DRPS is launching a new mobile response team, to help vulnerable persons in our community, in partnership with the Region of Durham, Health and Social Services departments; Lakeridge Health – Oshawa; the University of Ontario Institute of Technology; and the Durham Elder Abuse Network (DEAN).
Current program and service updates are included below.
The Primary Care Outreach Pilot was introduced in July 2018. This mobile outreach unit connects an advanced care paramedic and a social worker with individuals who may be homeless, dealing with mental health or addiction issues, or unable to seek medical care, counselling, or other services. From July 23rd to August 31st, the Region connected with 77 individuals. Of these individuals, 25 were referred to other community partners; and five were housed or have move in dates for new homes. The pilot has been approved by Regional Council to run until February 2019. After February 2019 the continuance of the pilot will be evaluated.
In December 2017, Regional Council approved funding for 30 additional subsidized housing units, to be filled by applicants on the Durham Access to Social Housing (DASH) wait list by date of application. To date, 10 individuals experiencing homelessness or at immediate risk of homelessness have moved into permanent, affordable housing.
“Ending homelessness in Durham is one of the key goals of the Region’s housing plan,” said Mr. Robins. “At Home in Durham, the Durham Housing Plan 2014-2024, is an integrated housing plan that lays out the Region’s vision for housing during the next 10 years. The housing plan reinforces our commitment to developing long-term innovative approaches to help individuals access and retain housing.”
For more information on the Region’s homeless and housing programs, or to access the Durham Housing Plan, please visit durham.ca/housing.
Last month we looked at “The Senior Foot Shuffle”. We learned factors that cause impaired gait.

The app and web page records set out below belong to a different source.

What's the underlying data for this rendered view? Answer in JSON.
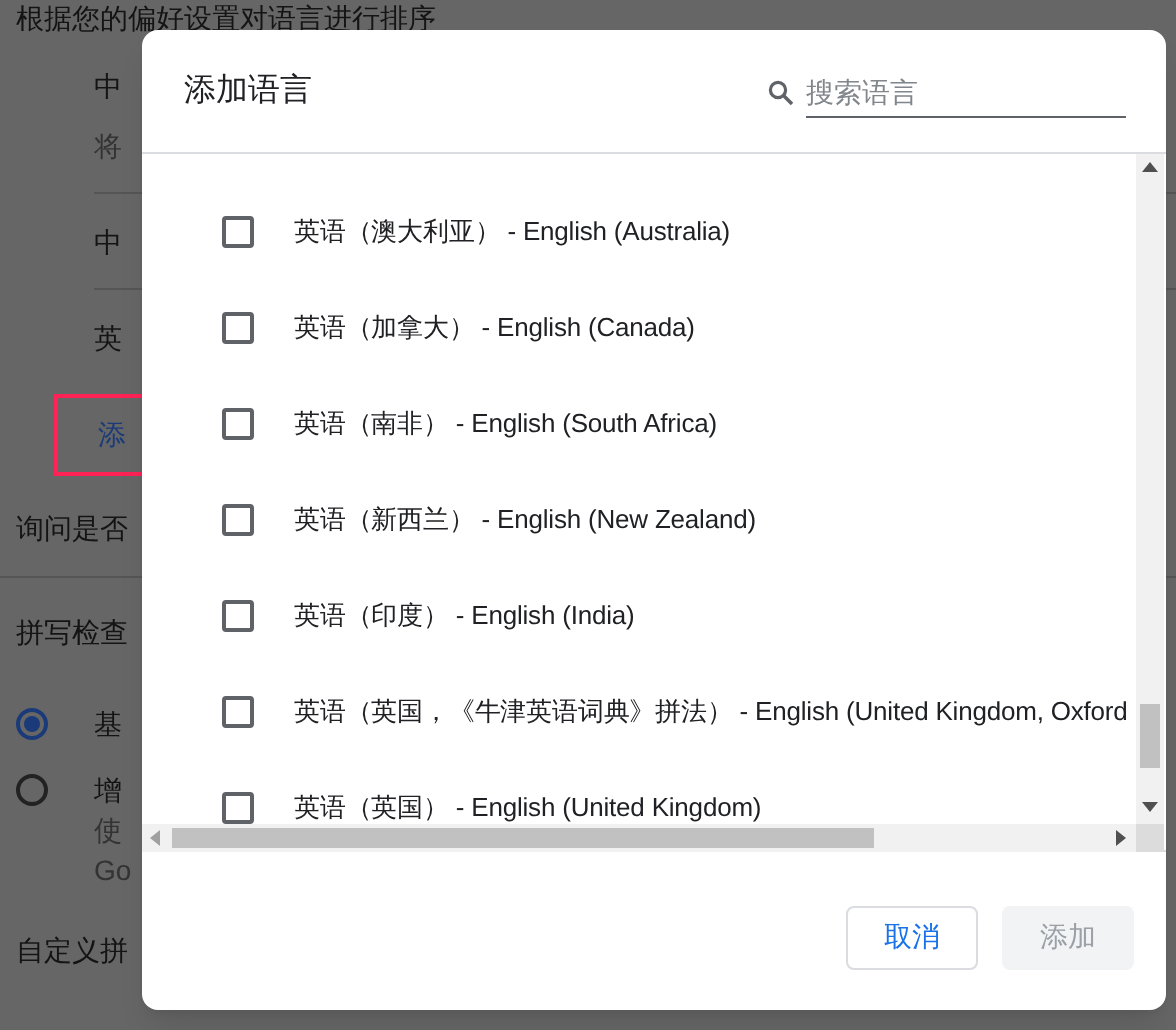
{
  "background_page": {
    "heading": "根据您的偏好设置对语言进行排序",
    "languages": [
      {
        "name": "中",
        "description": "将"
      },
      {
        "name": "中"
      },
      {
        "name": "英"
      }
    ],
    "add_link": {
      "label": "添",
      "highlighted": true
    },
    "translate_prompt": "询问是否",
    "spell_check": {
      "title": "拼写检查",
      "options": [
        {
          "label": "基",
          "selected": true
        },
        {
          "label": "增",
          "description_lines": [
            "使",
            "Go"
          ],
          "selected": false
        }
      ]
    },
    "custom_spelling": "自定义拼"
  },
  "dialog": {
    "title": "添加语言",
    "search": {
      "placeholder": "搜索语言"
    },
    "languages": [
      {
        "label": "英语（澳大利亚） - English (Australia)",
        "checked": false
      },
      {
        "label": "英语（加拿大） - English (Canada)",
        "checked": false
      },
      {
        "label": "英语（南非） - English (South Africa)",
        "checked": false
      },
      {
        "label": "英语（新西兰） - English (New Zealand)",
        "checked": false
      },
      {
        "label": "英语（印度） - English (India)",
        "checked": false
      },
      {
        "label": "英语（英国，《牛津英语词典》拼法） - English (United Kingdom, Oxford",
        "checked": false
      },
      {
        "label": "英语（英国） - English (United Kingdom)",
        "checked": false
      }
    ],
    "buttons": [
      {
        "label": "取消",
        "kind": "secondary",
        "disabled": false
      },
      {
        "label": "添加",
        "kind": "primary",
        "disabled": true
      }
    ]
  }
}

The first major cause was emotional trauma or a fear of falling. We also learned, underlying medical conditions can affect the way you walk. The most important finding was, shuffling your feet increases your chance of falling. This month we’re looking at ways to improve strength, balance, and confidence so you can walk tall to avoid a fall.
A big cause of injury in the elderly is hip fractures. A lack of muscle strength and bone density means your mobility will be impaired. This means engaging in weight bearing exercise that builds muscle is recomended. Strong muscles protect your joints. Having strong joints means less injury. Strength training is a great way to build muscle and protect your joints from wear and tear.
When you increase your muscular strength, it’s important to improve your balance as well. This means, once again, challenging your balance in a controlled setting. I teach people how to go up the stairs and navigate uneven surroundings, using specific props. This not only engages the body, but the mind as well. You’re teaching your brain to be prepared. This gives you the confidence to navigate the world around you.
Improved confidence occurs when I help someone improve their strength and balance. When your strength improves, you stand a little bit taller. When your balance is improved, you feel more secure. You feel better about your situation. That’s the most important thing to remember. You can do something to help yourself feel better.
Improving your gait requires taking an active approach. The good news is, you can help yourself! If you want to improve your strength, balance, and confidence you’ve got to take the first step.